[Given records — start]

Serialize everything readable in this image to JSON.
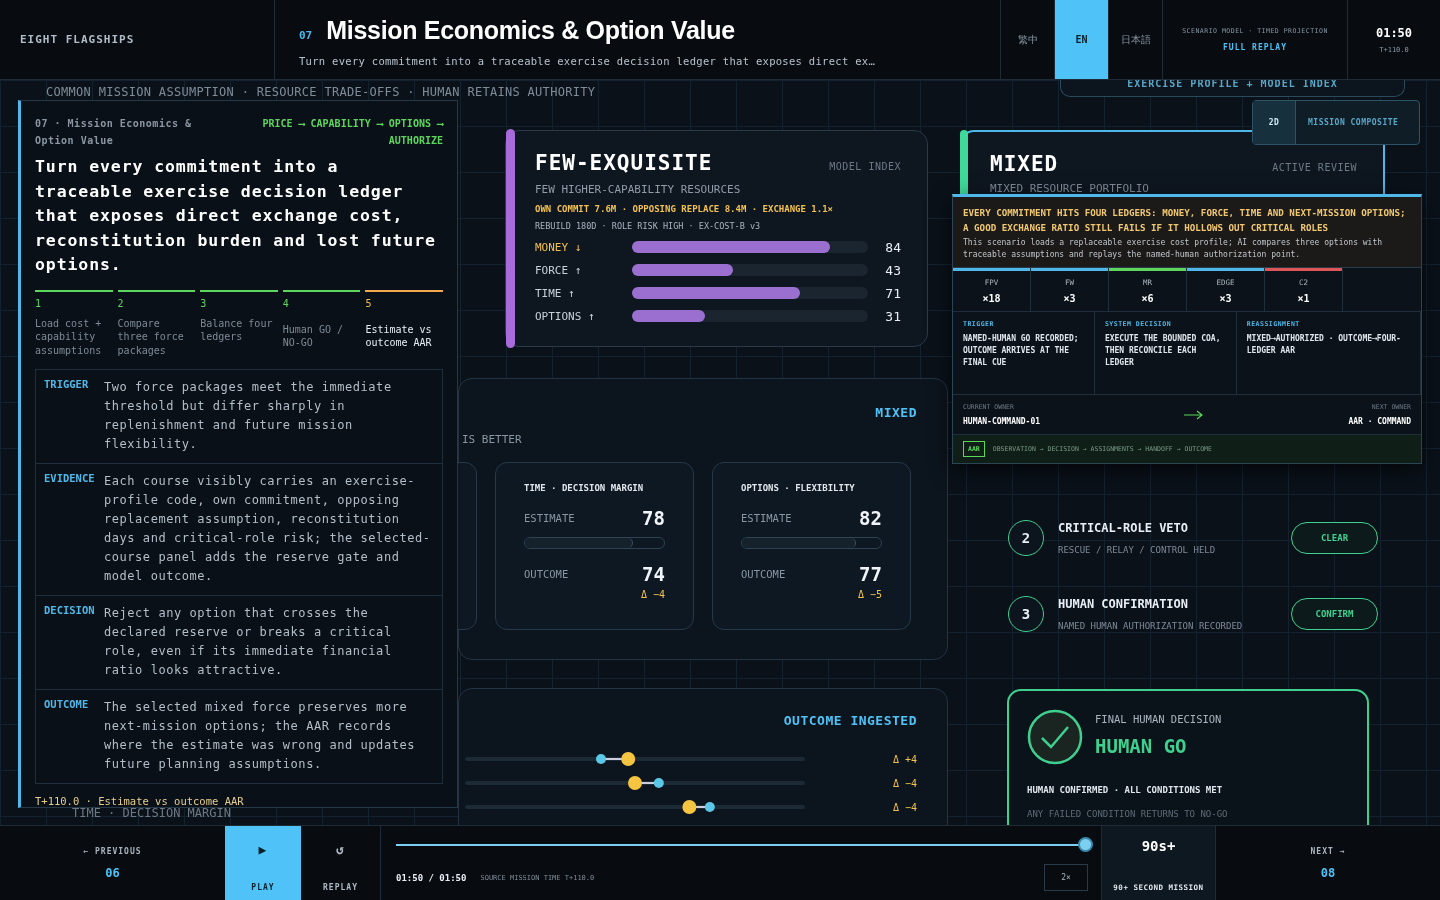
{
  "header": {
    "back": "EIGHT FLAGSHIPS",
    "number": "07",
    "title": "Mission Economics & Option Value",
    "subtitle": "Turn every commitment into a traceable exercise decision ledger that exposes direct ex…",
    "languages": [
      {
        "label": "繁中",
        "selected": false
      },
      {
        "label": "EN",
        "selected": true
      },
      {
        "label": "日本語",
        "selected": false
      }
    ],
    "mode_caption": "SCENARIO MODEL · TIMED PROJECTION",
    "mode": "FULL REPLAY",
    "clock": "01:50",
    "clock_offset": "T+110.0"
  },
  "stage": {
    "strip": "COMMON MISSION ASSUMPTION · RESOURCE TRADE-OFFS · HUMAN RETAINS AUTHORITY",
    "profile_tab": "EXERCISE PROFILE + MODEL INDEX",
    "view_toggle": [
      {
        "label": "2D",
        "selected": true
      },
      {
        "label": "MISSION COMPOSITE",
        "selected": false
      }
    ],
    "behind_label": "TIME · DECISION MARGIN"
  },
  "brief": {
    "kicker": "07 · Mission Economics & Option Value",
    "flow": "PRICE ⟶ CAPABILITY ⟶ OPTIONS ⟶ AUTHORIZE",
    "headline": "Turn every commitment into a traceable exercise decision ledger that exposes direct exchange cost, reconstitution burden and lost future options.",
    "steps": [
      {
        "number": "1",
        "label": "Load cost + capability assumptions",
        "current": false
      },
      {
        "number": "2",
        "label": "Compare three force packages",
        "current": false
      },
      {
        "number": "3",
        "label": "Balance four ledgers",
        "current": false
      },
      {
        "number": "4",
        "label": "Human GO / NO-GO",
        "current": false
      },
      {
        "number": "5",
        "label": "Estimate vs outcome AAR",
        "current": true
      }
    ],
    "sections": [
      {
        "tag": "TRIGGER",
        "text": "Two force packages meet the immediate threshold but differ sharply in replenishment and future mission flexibility."
      },
      {
        "tag": "EVIDENCE",
        "text": "Each course visibly carries an exercise-profile code, own commitment, opposing replacement assumption, reconstitution days and critical-role risk; the selected-course panel adds the reserve gate and model outcome."
      },
      {
        "tag": "DECISION",
        "text": "Reject any option that crosses the declared reserve or breaks a critical role, even if its immediate financial ratio looks attractive."
      },
      {
        "tag": "OUTCOME",
        "text": "The selected mixed force preserves more next-mission options; the AAR records where the estimate was wrong and updates future planning assumptions."
      }
    ],
    "footer": "T+110.0 · Estimate vs outcome AAR"
  },
  "option_card": {
    "name": "FEW-EXQUISITE",
    "tag": "MODEL INDEX",
    "subtitle": "FEW HIGHER-CAPABILITY RESOURCES",
    "costs": "OWN COMMIT 7.6M · OPPOSING REPLACE 8.4M · EXCHANGE 1.1×",
    "meta": "REBUILD 180D · ROLE RISK HIGH · EX-COST-B v3",
    "ledgers": [
      {
        "label": "MONEY ↓",
        "emphasized": true,
        "level": 0.84,
        "value": "84"
      },
      {
        "label": "FORCE ↑",
        "emphasized": false,
        "level": 0.43,
        "value": "43"
      },
      {
        "label": "TIME ↑",
        "emphasized": false,
        "level": 0.71,
        "value": "71"
      },
      {
        "label": "OPTIONS ↑",
        "emphasized": false,
        "level": 0.31,
        "value": "31"
      }
    ]
  },
  "selected_card": {
    "name": "MIXED",
    "tag": "ACTIVE REVIEW",
    "subtitle": "MIXED RESOURCE PORTFOLIO"
  },
  "comparison": {
    "heading": "MIXED",
    "partial_label": "IS BETTER",
    "metrics": [
      {
        "title": "TIME · DECISION MARGIN",
        "estimate_label": "ESTIMATE",
        "estimate": "78",
        "level": 0.78,
        "outcome_label": "OUTCOME",
        "outcome": "74",
        "delta": "Δ −4"
      },
      {
        "title": "OPTIONS · FLEXIBILITY",
        "estimate_label": "ESTIMATE",
        "estimate": "82",
        "level": 0.82,
        "outcome_label": "OUTCOME",
        "outcome": "77",
        "delta": "Δ −5"
      }
    ]
  },
  "ingest": {
    "heading": "OUTCOME INGESTED",
    "rows": [
      {
        "delta": "Δ +4"
      },
      {
        "delta": "Δ −4"
      },
      {
        "delta": "Δ −4"
      }
    ]
  },
  "tooltip": {
    "headline": "EVERY COMMITMENT HITS FOUR LEDGERS: MONEY, FORCE, TIME AND NEXT-MISSION OPTIONS; A GOOD EXCHANGE RATIO STILL FAILS IF IT HOLLOWS OUT CRITICAL ROLES",
    "body": "This scenario loads a replaceable exercise cost profile; AI compares three options with traceable assumptions and replays the named-human authorization point.",
    "assets": [
      {
        "label": "FPV",
        "count": "×18",
        "color": "#4fb8e8"
      },
      {
        "label": "FW",
        "count": "×3",
        "color": "#4fb8e8"
      },
      {
        "label": "MR",
        "count": "×6",
        "color": "#5cd65c"
      },
      {
        "label": "EDGE",
        "count": "×3",
        "color": "#4fb8e8"
      },
      {
        "label": "C2",
        "count": "×1",
        "color": "#e05555"
      }
    ],
    "columns": [
      {
        "title": "TRIGGER",
        "text": "NAMED-HUMAN GO RECORDED; OUTCOME ARRIVES AT THE FINAL CUE"
      },
      {
        "title": "SYSTEM DECISION",
        "text": "EXECUTE THE BOUNDED COA, THEN RECONCILE EACH LEDGER"
      },
      {
        "title": "REASSIGNMENT",
        "text": "MIXED⟶AUTHORIZED · OUTCOME⟶FOUR-LEDGER AAR"
      }
    ],
    "current_owner_label": "CURRENT OWNER",
    "current_owner": "HUMAN-COMMAND-01",
    "next_owner_label": "NEXT OWNER",
    "next_owner": "AAR · COMMAND",
    "aar_tag": "AAR",
    "aar_chain": "OBSERVATION → DECISION → ASSIGNMENTS → HANDOFF → OUTCOME"
  },
  "checks": [
    {
      "number": "2",
      "title": "CRITICAL-ROLE VETO",
      "detail": "RESCUE / RELAY / CONTROL HELD",
      "action": "CLEAR"
    },
    {
      "number": "3",
      "title": "HUMAN CONFIRMATION",
      "detail": "NAMED HUMAN AUTHORIZATION RECORDED",
      "action": "CONFIRM"
    }
  ],
  "decision": {
    "caption": "FINAL HUMAN DECISION",
    "verdict": "HUMAN GO",
    "status": "HUMAN CONFIRMED · ALL CONDITIONS MET",
    "note": "ANY FAILED CONDITION RETURNS TO NO-GO"
  },
  "player": {
    "previous_label": "← PREVIOUS",
    "previous": "06",
    "play_icon": "▶",
    "play": "PLAY",
    "play_selected": true,
    "replay_icon": "↺",
    "replay": "REPLAY",
    "time": "01:50 / 01:50",
    "source": "SOURCE MISSION TIME T+110.0",
    "level": 1.0,
    "speed": "2×",
    "duration": "90s+",
    "duration_label": "90+ SECOND MISSION",
    "next_label": "NEXT →",
    "next": "08"
  }
}
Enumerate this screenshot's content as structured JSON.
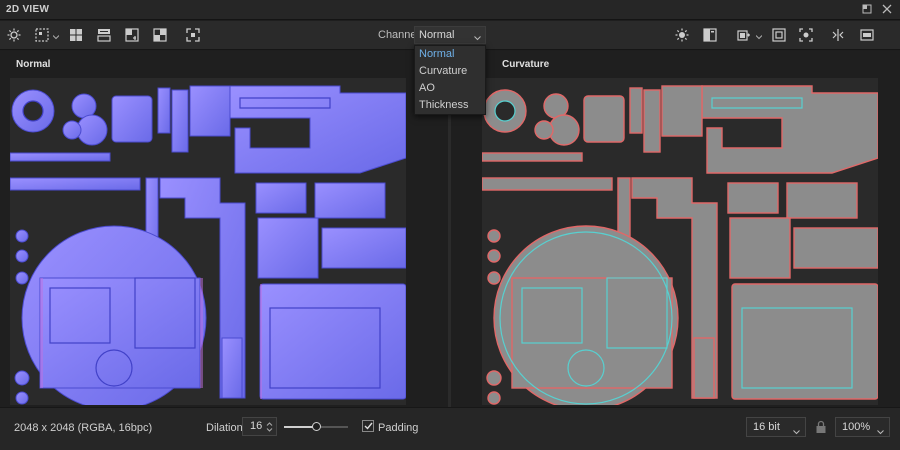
{
  "window": {
    "title": "2D VIEW"
  },
  "toolbar": {
    "left_icons": [
      "sun-icon",
      "grid-select-icon",
      "layout-grid-icon",
      "layout-split-icon",
      "layout-swap-icon",
      "layout-split-alt-icon",
      "layout-corners-icon"
    ],
    "channel_label": "Channel",
    "channel_value": "Normal",
    "right_icons": [
      "sun-icon",
      "panel-icon",
      "export-icon",
      "fit-view-icon",
      "focus-icon",
      "compare-icon",
      "window-icon"
    ]
  },
  "channel_dropdown": {
    "options": [
      "Normal",
      "Curvature",
      "AO",
      "Thickness"
    ],
    "selected_index": 0
  },
  "panes": {
    "left": {
      "title": "Normal",
      "texture": "normal-map",
      "tint": "#7b7bf0"
    },
    "right": {
      "title": "Curvature",
      "texture": "curvature-map",
      "tint": "#8a8a8a"
    }
  },
  "status": {
    "resolution": "2048 x 2048 (RGBA, 16bpc)",
    "dilation_label": "Dilation",
    "dilation_value": "16",
    "dilation_slider_fraction": 0.5,
    "padding_label": "Padding",
    "padding_checked": true,
    "bit_depth": "16 bit",
    "zoom": "100%"
  },
  "colors": {
    "accent": "#6fb0e8",
    "normal_base": "#7b7bf0",
    "curvature_base": "#8a8a8a",
    "curvature_edge": "#e05050",
    "curvature_edge_cool": "#50d0d0"
  }
}
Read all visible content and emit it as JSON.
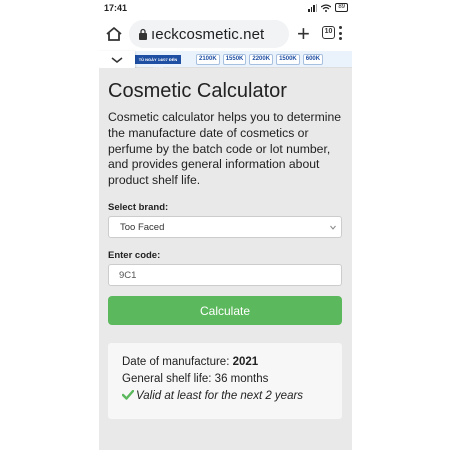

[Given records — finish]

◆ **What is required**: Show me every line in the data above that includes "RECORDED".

◆ **Result of this exercise**:
        "text": "NAMED-HUMAN GO RECORDED; OUTCOME ARRIVES AT THE FINAL CUE"
      "detail": "NAMED HUMAN AUTHORIZATION RECORDED",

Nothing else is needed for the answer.